───── GIVEN DATA ─────
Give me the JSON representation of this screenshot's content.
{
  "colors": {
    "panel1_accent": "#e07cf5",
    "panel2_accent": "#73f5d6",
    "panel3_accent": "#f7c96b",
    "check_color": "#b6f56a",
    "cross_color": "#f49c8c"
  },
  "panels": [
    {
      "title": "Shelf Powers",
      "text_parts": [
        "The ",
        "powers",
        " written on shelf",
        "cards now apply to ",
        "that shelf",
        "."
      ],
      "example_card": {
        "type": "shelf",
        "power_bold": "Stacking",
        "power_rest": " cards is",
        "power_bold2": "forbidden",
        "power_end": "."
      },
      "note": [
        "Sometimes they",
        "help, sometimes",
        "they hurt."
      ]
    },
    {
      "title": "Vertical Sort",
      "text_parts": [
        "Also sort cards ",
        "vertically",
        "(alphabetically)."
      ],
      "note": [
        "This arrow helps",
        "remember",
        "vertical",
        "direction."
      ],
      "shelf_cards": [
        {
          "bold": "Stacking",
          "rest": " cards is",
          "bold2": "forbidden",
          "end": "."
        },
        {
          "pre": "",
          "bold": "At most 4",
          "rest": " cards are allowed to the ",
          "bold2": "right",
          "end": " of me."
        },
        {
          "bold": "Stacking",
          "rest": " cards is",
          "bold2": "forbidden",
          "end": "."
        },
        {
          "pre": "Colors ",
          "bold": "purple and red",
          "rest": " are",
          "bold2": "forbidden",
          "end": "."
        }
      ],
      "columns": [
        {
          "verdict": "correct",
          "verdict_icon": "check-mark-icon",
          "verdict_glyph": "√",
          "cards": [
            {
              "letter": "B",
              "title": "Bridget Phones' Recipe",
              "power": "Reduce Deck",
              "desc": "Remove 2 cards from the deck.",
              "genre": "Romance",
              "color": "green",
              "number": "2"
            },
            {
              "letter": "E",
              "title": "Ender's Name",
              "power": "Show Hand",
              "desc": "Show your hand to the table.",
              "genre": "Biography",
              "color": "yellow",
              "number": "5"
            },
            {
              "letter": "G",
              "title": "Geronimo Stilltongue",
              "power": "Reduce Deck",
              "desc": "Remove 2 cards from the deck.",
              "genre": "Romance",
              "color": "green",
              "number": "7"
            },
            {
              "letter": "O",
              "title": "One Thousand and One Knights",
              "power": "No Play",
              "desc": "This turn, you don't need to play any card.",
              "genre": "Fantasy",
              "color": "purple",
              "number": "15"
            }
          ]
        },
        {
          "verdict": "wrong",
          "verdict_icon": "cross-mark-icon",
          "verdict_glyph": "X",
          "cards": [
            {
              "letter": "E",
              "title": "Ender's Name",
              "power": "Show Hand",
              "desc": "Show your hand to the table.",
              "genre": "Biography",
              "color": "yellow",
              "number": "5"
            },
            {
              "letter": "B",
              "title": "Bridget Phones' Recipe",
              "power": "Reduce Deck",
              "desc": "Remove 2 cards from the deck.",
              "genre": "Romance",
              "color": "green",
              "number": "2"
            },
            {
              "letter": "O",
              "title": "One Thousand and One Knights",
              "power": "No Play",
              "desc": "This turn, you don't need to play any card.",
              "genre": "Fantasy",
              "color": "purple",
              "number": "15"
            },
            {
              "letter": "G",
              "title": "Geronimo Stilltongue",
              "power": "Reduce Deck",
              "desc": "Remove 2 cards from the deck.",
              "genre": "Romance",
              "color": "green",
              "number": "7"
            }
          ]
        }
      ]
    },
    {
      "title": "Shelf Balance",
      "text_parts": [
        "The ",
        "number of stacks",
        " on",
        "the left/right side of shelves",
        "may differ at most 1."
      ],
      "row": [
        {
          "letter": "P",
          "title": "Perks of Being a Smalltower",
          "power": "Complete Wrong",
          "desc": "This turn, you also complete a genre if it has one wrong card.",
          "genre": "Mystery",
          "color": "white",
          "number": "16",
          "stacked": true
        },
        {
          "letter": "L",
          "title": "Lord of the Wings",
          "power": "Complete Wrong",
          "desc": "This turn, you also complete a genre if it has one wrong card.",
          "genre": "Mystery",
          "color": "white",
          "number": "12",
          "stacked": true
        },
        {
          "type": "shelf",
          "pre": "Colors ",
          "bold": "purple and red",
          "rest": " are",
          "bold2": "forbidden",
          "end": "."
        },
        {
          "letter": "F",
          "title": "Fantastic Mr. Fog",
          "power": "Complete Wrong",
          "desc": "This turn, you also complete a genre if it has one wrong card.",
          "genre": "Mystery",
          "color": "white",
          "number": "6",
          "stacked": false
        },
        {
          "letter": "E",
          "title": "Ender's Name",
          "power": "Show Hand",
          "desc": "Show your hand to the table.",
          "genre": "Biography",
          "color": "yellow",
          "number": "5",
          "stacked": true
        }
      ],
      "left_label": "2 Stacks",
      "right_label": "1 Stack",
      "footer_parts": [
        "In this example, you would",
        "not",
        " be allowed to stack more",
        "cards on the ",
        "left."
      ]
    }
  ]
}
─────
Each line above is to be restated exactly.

Give me the JSON representation of this screenshot's content.
{
  "colors": {
    "panel1_accent": "#e07cf5",
    "panel2_accent": "#73f5d6",
    "panel3_accent": "#f7c96b",
    "check_color": "#b6f56a",
    "cross_color": "#f49c8c"
  },
  "panels": [
    {
      "title": "Shelf Powers",
      "text_parts": [
        "The ",
        "powers",
        " written on shelf",
        "cards now apply to ",
        "that shelf",
        "."
      ],
      "example_card": {
        "type": "shelf",
        "power_bold": "Stacking",
        "power_rest": " cards is",
        "power_bold2": "forbidden",
        "power_end": "."
      },
      "note": [
        "Sometimes they",
        "help, sometimes",
        "they hurt."
      ]
    },
    {
      "title": "Vertical Sort",
      "text_parts": [
        "Also sort cards ",
        "vertically",
        "(alphabetically)."
      ],
      "note": [
        "This arrow helps",
        "remember",
        "vertical",
        "direction."
      ],
      "shelf_cards": [
        {
          "bold": "Stacking",
          "rest": " cards is",
          "bold2": "forbidden",
          "end": "."
        },
        {
          "pre": "",
          "bold": "At most 4",
          "rest": " cards are allowed to the ",
          "bold2": "right",
          "end": " of me."
        },
        {
          "bold": "Stacking",
          "rest": " cards is",
          "bold2": "forbidden",
          "end": "."
        },
        {
          "pre": "Colors ",
          "bold": "purple and red",
          "rest": " are",
          "bold2": "forbidden",
          "end": "."
        }
      ],
      "columns": [
        {
          "verdict": "correct",
          "verdict_icon": "check-mark-icon",
          "verdict_glyph": "√",
          "cards": [
            {
              "letter": "B",
              "title": "Bridget Phones' Recipe",
              "power": "Reduce Deck",
              "desc": "Remove 2 cards from the deck.",
              "genre": "Romance",
              "color": "green",
              "number": "2"
            },
            {
              "letter": "E",
              "title": "Ender's Name",
              "power": "Show Hand",
              "desc": "Show your hand to the table.",
              "genre": "Biography",
              "color": "yellow",
              "number": "5"
            },
            {
              "letter": "G",
              "title": "Geronimo Stilltongue",
              "power": "Reduce Deck",
              "desc": "Remove 2 cards from the deck.",
              "genre": "Romance",
              "color": "green",
              "number": "7"
            },
            {
              "letter": "O",
              "title": "One Thousand and One Knights",
              "power": "No Play",
              "desc": "This turn, you don't need to play any card.",
              "genre": "Fantasy",
              "color": "purple",
              "number": "15"
            }
          ]
        },
        {
          "verdict": "wrong",
          "verdict_icon": "cross-mark-icon",
          "verdict_glyph": "X",
          "cards": [
            {
              "letter": "E",
              "title": "Ender's Name",
              "power": "Show Hand",
              "desc": "Show your hand to the table.",
              "genre": "Biography",
              "color": "yellow",
              "number": "5"
            },
            {
              "letter": "B",
              "title": "Bridget Phones' Recipe",
              "power": "Reduce Deck",
              "desc": "Remove 2 cards from the deck.",
              "genre": "Romance",
              "color": "green",
              "number": "2"
            },
            {
              "letter": "O",
              "title": "One Thousand and One Knights",
              "power": "No Play",
              "desc": "This turn, you don't need to play any card.",
              "genre": "Fantasy",
              "color": "purple",
              "number": "15"
            },
            {
              "letter": "G",
              "title": "Geronimo Stilltongue",
              "power": "Reduce Deck",
              "desc": "Remove 2 cards from the deck.",
              "genre": "Romance",
              "color": "green",
              "number": "7"
            }
          ]
        }
      ]
    },
    {
      "title": "Shelf Balance",
      "text_parts": [
        "The ",
        "number of stacks",
        " on",
        "the left/right side of shelves",
        "may differ at most 1."
      ],
      "row": [
        {
          "letter": "P",
          "title": "Perks of Being a Smalltower",
          "power": "Complete Wrong",
          "desc": "This turn, you also complete a genre if it has one wrong card.",
          "genre": "Mystery",
          "color": "white",
          "number": "16",
          "stacked": true
        },
        {
          "letter": "L",
          "title": "Lord of the Wings",
          "power": "Complete Wrong",
          "desc": "This turn, you also complete a genre if it has one wrong card.",
          "genre": "Mystery",
          "color": "white",
          "number": "12",
          "stacked": true
        },
        {
          "type": "shelf",
          "pre": "Colors ",
          "bold": "purple and red",
          "rest": " are",
          "bold2": "forbidden",
          "end": "."
        },
        {
          "letter": "F",
          "title": "Fantastic Mr. Fog",
          "power": "Complete Wrong",
          "desc": "This turn, you also complete a genre if it has one wrong card.",
          "genre": "Mystery",
          "color": "white",
          "number": "6",
          "stacked": false
        },
        {
          "letter": "E",
          "title": "Ender's Name",
          "power": "Show Hand",
          "desc": "Show your hand to the table.",
          "genre": "Biography",
          "color": "yellow",
          "number": "5",
          "stacked": true
        }
      ],
      "left_label": "2 Stacks",
      "right_label": "1 Stack",
      "footer_parts": [
        "In this example, you would",
        "not",
        " be allowed to stack more",
        "cards on the ",
        "left."
      ]
    }
  ]
}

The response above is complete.